## Task directions
Search the data below for the string "label" and copy all lines where it shows up.

***** Records for this exercise *****

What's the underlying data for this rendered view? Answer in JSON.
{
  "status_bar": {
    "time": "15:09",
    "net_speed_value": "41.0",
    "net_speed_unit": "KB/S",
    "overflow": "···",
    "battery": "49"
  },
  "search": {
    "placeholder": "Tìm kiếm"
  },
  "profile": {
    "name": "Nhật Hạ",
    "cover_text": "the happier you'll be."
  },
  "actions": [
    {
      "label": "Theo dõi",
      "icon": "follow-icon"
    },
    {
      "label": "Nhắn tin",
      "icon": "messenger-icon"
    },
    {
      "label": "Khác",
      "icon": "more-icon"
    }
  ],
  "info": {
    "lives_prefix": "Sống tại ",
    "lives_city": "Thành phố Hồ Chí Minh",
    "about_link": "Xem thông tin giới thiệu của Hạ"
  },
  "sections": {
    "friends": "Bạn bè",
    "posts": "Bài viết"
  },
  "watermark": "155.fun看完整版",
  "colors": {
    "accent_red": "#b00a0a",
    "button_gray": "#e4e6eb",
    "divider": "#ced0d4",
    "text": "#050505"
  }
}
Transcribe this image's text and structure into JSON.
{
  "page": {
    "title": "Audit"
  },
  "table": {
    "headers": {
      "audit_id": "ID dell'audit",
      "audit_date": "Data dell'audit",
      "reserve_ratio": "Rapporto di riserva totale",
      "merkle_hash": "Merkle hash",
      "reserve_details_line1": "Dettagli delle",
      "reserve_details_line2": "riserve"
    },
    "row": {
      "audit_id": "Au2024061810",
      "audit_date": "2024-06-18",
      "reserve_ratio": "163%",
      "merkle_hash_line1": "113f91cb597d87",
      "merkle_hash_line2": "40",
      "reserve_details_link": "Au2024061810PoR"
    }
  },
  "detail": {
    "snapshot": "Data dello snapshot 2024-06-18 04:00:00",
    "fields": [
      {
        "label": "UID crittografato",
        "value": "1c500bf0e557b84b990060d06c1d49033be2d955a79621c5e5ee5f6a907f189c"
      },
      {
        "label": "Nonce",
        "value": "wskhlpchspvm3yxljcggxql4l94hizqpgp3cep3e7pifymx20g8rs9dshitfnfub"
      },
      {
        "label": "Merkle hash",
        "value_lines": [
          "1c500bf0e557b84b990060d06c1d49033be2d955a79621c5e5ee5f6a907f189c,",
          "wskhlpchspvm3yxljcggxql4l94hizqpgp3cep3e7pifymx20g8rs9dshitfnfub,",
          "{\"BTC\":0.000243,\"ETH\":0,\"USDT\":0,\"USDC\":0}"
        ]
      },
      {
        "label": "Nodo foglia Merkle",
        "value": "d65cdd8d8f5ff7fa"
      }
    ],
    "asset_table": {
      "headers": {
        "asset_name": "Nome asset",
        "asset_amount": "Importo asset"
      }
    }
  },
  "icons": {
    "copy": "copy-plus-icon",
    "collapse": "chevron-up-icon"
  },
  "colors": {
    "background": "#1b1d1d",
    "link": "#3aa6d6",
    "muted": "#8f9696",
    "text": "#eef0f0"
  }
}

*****

## Your solution
      "label": "Theo dõi",
      "label": "Nhắn tin",
      "label": "Khác",
        "label": "UID crittografato",
        "label": "Nonce",
        "label": "Merkle hash",
        "label": "Nodo foglia Merkle",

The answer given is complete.